**Work required**: Exactly as written, return every line of the data below apart from the pictures.

**Given data**:
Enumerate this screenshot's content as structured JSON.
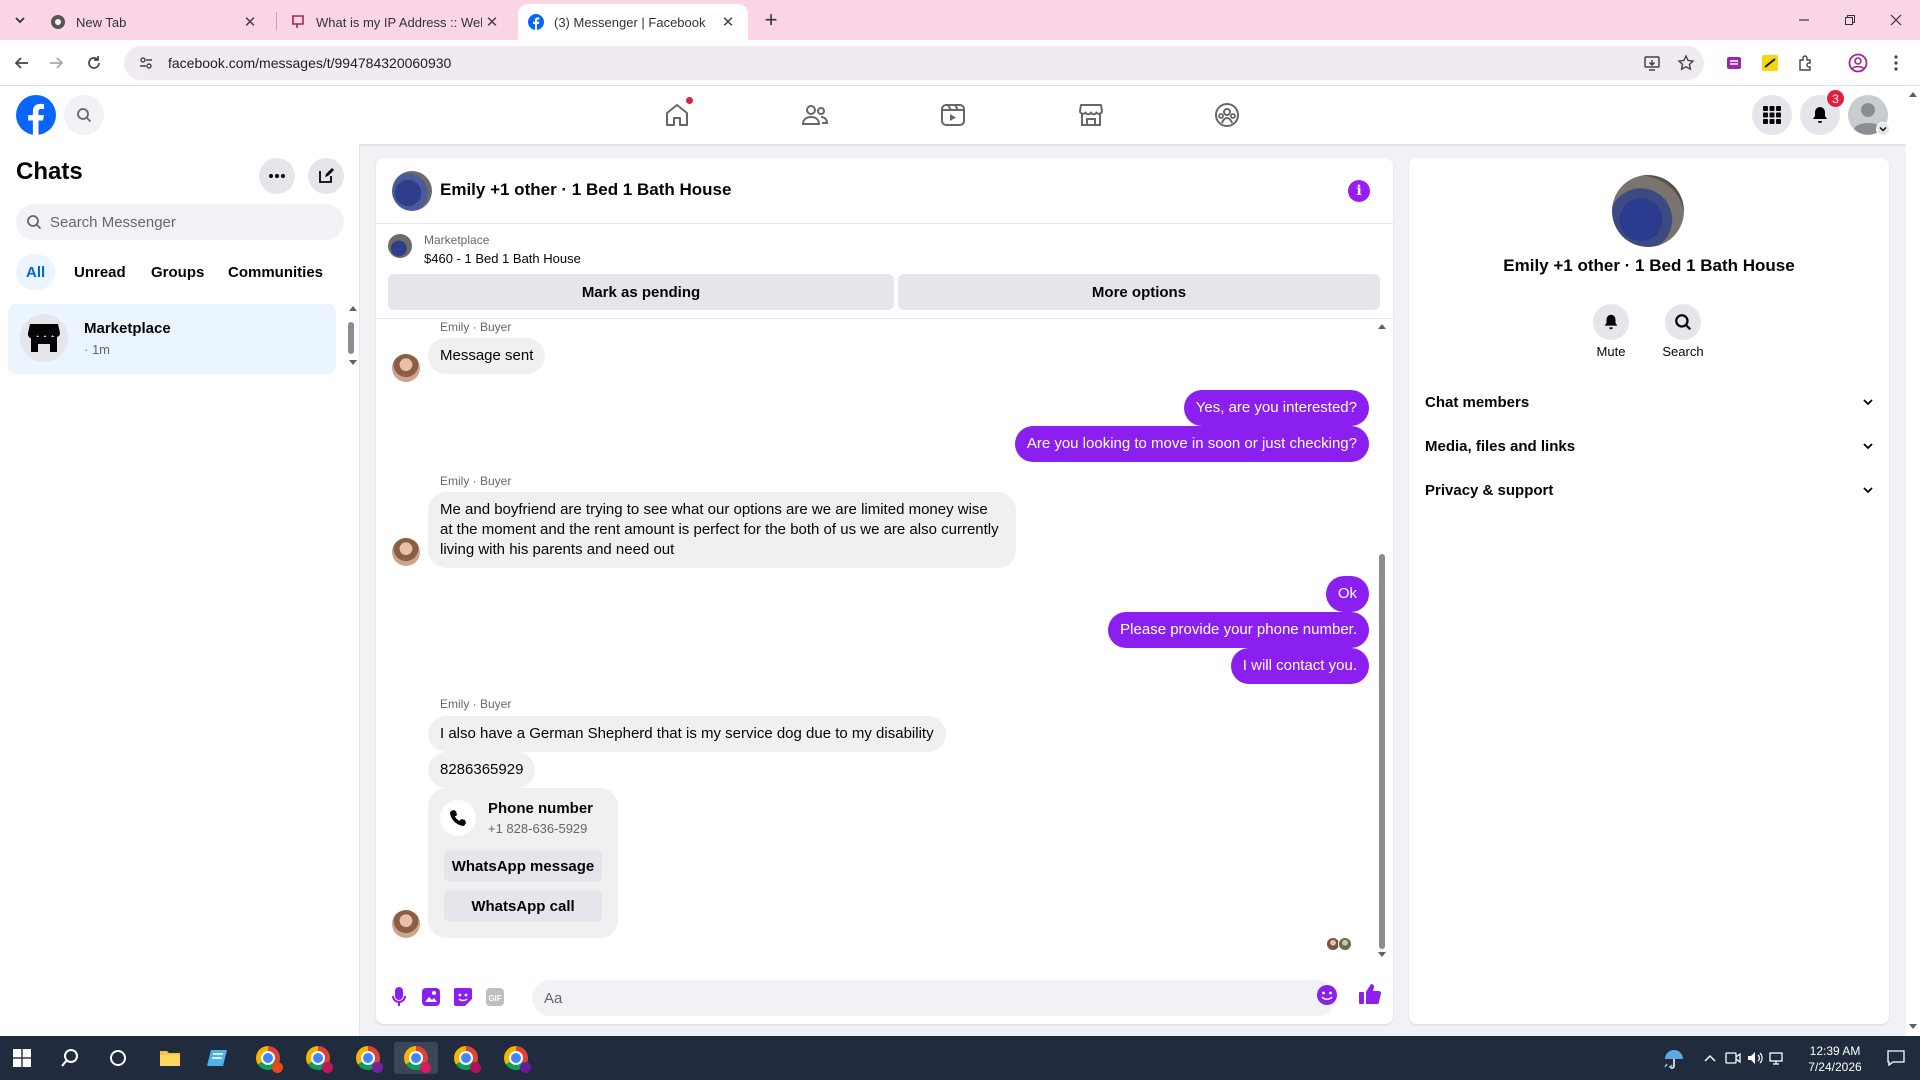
{
  "browser": {
    "tabs": [
      {
        "title": "New Tab"
      },
      {
        "title": "What is my IP Address :: WebBr"
      },
      {
        "title": "(3) Messenger | Facebook",
        "active": true
      }
    ],
    "url": "facebook.com/messages/t/994784320060930"
  },
  "fbnav": {
    "notifications_count": "3"
  },
  "chats": {
    "title": "Chats",
    "search_placeholder": "Search Messenger",
    "filters": [
      "All",
      "Unread",
      "Groups",
      "Communities"
    ],
    "items": [
      {
        "name": "Marketplace",
        "time": "· 1m"
      }
    ]
  },
  "conversation": {
    "title": "Emily +1 other · 1 Bed 1 Bath House",
    "marketplace_label": "Marketplace",
    "listing": "$460 - 1 Bed 1 Bath House",
    "mark_pending": "Mark as pending",
    "more_options": "More options",
    "sender_label": "Emily · Buyer",
    "messages": {
      "m1": "Message sent",
      "m2": "Yes, are you interested?",
      "m3": "Are you looking to move in soon or just checking?",
      "m4": "Me and boyfriend are trying to see what our options are we are limited money wise at the moment and the rent amount is perfect for the both of us we are also currently living with his parents and need out",
      "m5": "Ok",
      "m6": "Please provide your phone number.",
      "m7": "I will contact you.",
      "m8": "I also have a German Shepherd that is my service dog due to my disability",
      "m9": "8286365929"
    },
    "phone_card": {
      "label": "Phone number",
      "number": "+1 828-636-5929",
      "whatsapp_message": "WhatsApp message",
      "whatsapp_call": "WhatsApp call"
    },
    "input_placeholder": "Aa"
  },
  "info_panel": {
    "title": "Emily +1 other · 1 Bed 1 Bath House",
    "mute": "Mute",
    "search": "Search",
    "sections": [
      "Chat members",
      "Media, files and links",
      "Privacy & support"
    ]
  },
  "taskbar": {
    "time": "12:39 AM",
    "date": "7/24/2026"
  },
  "colors": {
    "brand": "#0866ff",
    "accent_bubble": "#8a1ff0",
    "tabbar": "#f9d5e6"
  }
}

**Exercise output**:
Enumerate this screenshot's content as structured JSON.
{
  "browser": {
    "tabs": [
      {
        "title": "New Tab"
      },
      {
        "title": "What is my IP Address :: WebBr"
      },
      {
        "title": "(3) Messenger | Facebook",
        "active": true
      }
    ],
    "url": "facebook.com/messages/t/994784320060930"
  },
  "fbnav": {
    "notifications_count": "3"
  },
  "chats": {
    "title": "Chats",
    "search_placeholder": "Search Messenger",
    "filters": [
      "All",
      "Unread",
      "Groups",
      "Communities"
    ],
    "items": [
      {
        "name": "Marketplace",
        "time": "· 1m"
      }
    ]
  },
  "conversation": {
    "title": "Emily +1 other · 1 Bed 1 Bath House",
    "marketplace_label": "Marketplace",
    "listing": "$460 - 1 Bed 1 Bath House",
    "mark_pending": "Mark as pending",
    "more_options": "More options",
    "sender_label": "Emily · Buyer",
    "messages": {
      "m1": "Message sent",
      "m2": "Yes, are you interested?",
      "m3": "Are you looking to move in soon or just checking?",
      "m4": "Me and boyfriend are trying to see what our options are we are limited money wise at the moment and the rent amount is perfect for the both of us we are also currently living with his parents and need out",
      "m5": "Ok",
      "m6": "Please provide your phone number.",
      "m7": "I will contact you.",
      "m8": "I also have a German Shepherd that is my service dog due to my disability",
      "m9": "8286365929"
    },
    "phone_card": {
      "label": "Phone number",
      "number": "+1 828-636-5929",
      "whatsapp_message": "WhatsApp message",
      "whatsapp_call": "WhatsApp call"
    },
    "input_placeholder": "Aa"
  },
  "info_panel": {
    "title": "Emily +1 other · 1 Bed 1 Bath House",
    "mute": "Mute",
    "search": "Search",
    "sections": [
      "Chat members",
      "Media, files and links",
      "Privacy & support"
    ]
  },
  "taskbar": {
    "time": "12:39 AM",
    "date": "7/24/2026"
  },
  "colors": {
    "brand": "#0866ff",
    "accent_bubble": "#8a1ff0",
    "tabbar": "#f9d5e6"
  }
}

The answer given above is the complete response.